You wouldn’t know it by looking at her but, according to her mother, Sandra Lobaina was a biter.
“I bit her,” said Lobaina, smiling, when asked to explain why her mother didn’t breastfeed her. “After that, she stopped. Even though I was a few days old, and I didn’t have teeth. But she was in pain, wasn’t in the correct position. And there wasn’t anyone there to come in and help her.”
Now Lobaina works as a licensed midwife and International Board Certified Lactation Consultant to make sure other mothers have the support they need to breastfeed.
Though not all women are able to breastfeed due to complications, a growing number of health care providers and activists that support the practice are contributing to a change in mentality, she says.

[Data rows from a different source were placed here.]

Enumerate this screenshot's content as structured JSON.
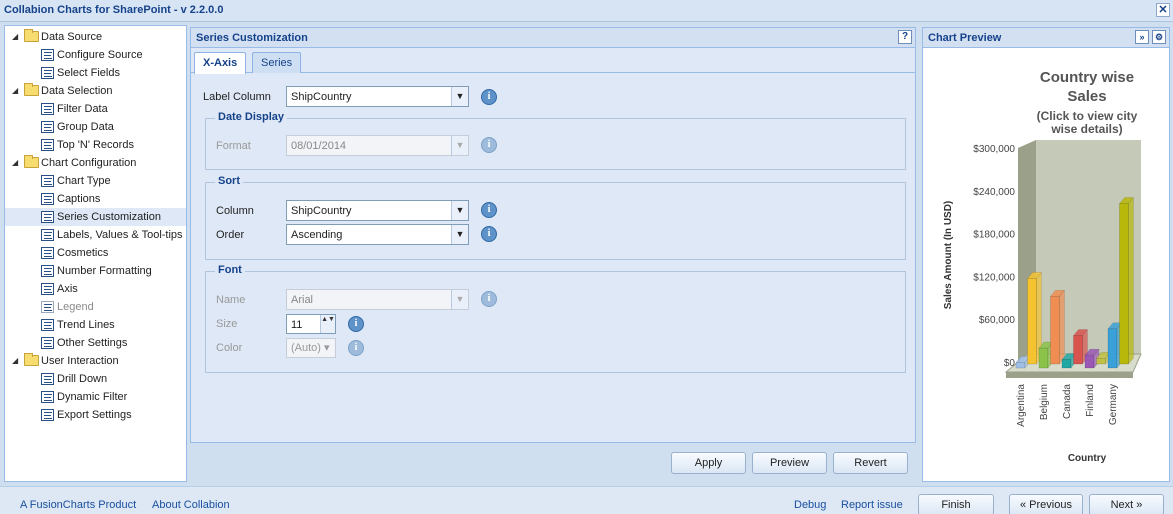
{
  "app": {
    "title": "Collabion Charts for SharePoint - v 2.2.0.0",
    "close_label": "✕"
  },
  "tree": [
    {
      "label": "Data Source",
      "children": [
        "Configure Source",
        "Select Fields"
      ]
    },
    {
      "label": "Data Selection",
      "children": [
        "Filter Data",
        "Group Data",
        "Top 'N' Records"
      ]
    },
    {
      "label": "Chart Configuration",
      "children": [
        "Chart Type",
        "Captions",
        "Series Customization",
        "Labels, Values & Tool-tips",
        "Cosmetics",
        "Number Formatting",
        "Axis",
        "Legend",
        "Trend Lines",
        "Other Settings"
      ]
    },
    {
      "label": "User Interaction",
      "children": [
        "Drill Down",
        "Dynamic Filter",
        "Export Settings"
      ]
    }
  ],
  "tree_toggle_glyph": "◢",
  "panel": {
    "title": "Series Customization",
    "help": "?",
    "tabs": [
      "X-Axis",
      "Series"
    ],
    "label_column": {
      "label": "Label Column",
      "value": "ShipCountry"
    },
    "date_display": {
      "legend": "Date Display",
      "format_label": "Format",
      "format_value": "08/01/2014"
    },
    "sort": {
      "legend": "Sort",
      "column_label": "Column",
      "column_value": "ShipCountry",
      "order_label": "Order",
      "order_value": "Ascending"
    },
    "font": {
      "legend": "Font",
      "name_label": "Name",
      "name_value": "Arial",
      "size_label": "Size",
      "size_value": "11",
      "color_label": "Color",
      "color_value": "(Auto) ▾"
    },
    "buttons": {
      "apply": "Apply",
      "preview": "Preview",
      "revert": "Revert"
    },
    "info_glyph": "i",
    "dropdown_glyph": "▼",
    "spin_glyph": "▲▼"
  },
  "preview": {
    "title": "Chart Preview",
    "expand": "»",
    "settings": "⚙"
  },
  "chart_data": {
    "type": "bar",
    "title": "Country wise Sales",
    "title_lines": [
      "Country wise",
      "Sales"
    ],
    "subtitle": "(Click to view city wise details)",
    "subtitle_lines": [
      "(Click to view city",
      "wise details)"
    ],
    "xlabel": "Country",
    "ylabel": "Sales Amount (In USD)",
    "ylim": [
      0,
      300000
    ],
    "y_ticks": [
      "$0",
      "$60,000",
      "$120,000",
      "$180,000",
      "$240,000",
      "$300,000"
    ],
    "tick_values": [
      0,
      60000,
      120000,
      180000,
      240000,
      300000
    ],
    "categories": [
      "Argentina",
      "",
      "Belgium",
      "",
      "Canada",
      "",
      "Finland",
      "",
      "Germany",
      ""
    ],
    "values": [
      8000,
      120000,
      28000,
      95000,
      12000,
      40000,
      18000,
      8000,
      55000,
      225000
    ],
    "colors": [
      "#9fbfe6",
      "#f5c330",
      "#8bc34a",
      "#f08d52",
      "#21a7a4",
      "#d9534f",
      "#9b59b6",
      "#c0c044",
      "#3aa0d8",
      "#b8b80a"
    ]
  },
  "bottom": {
    "fusion_link": "A FusionCharts Product",
    "about_link": "About Collabion",
    "debug_link": "Debug",
    "report_link": "Report issue",
    "finish": "Finish",
    "previous": "« Previous",
    "next": "Next »"
  }
}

Along with the Miami-Dade Women, Infants, and Children (WIC) Program, Lobaina was one of the organizers of a recent event in which South Florida mothers joined over 21,000 women in communities around the world to breastfeed publicly during World Breastfeeding Week.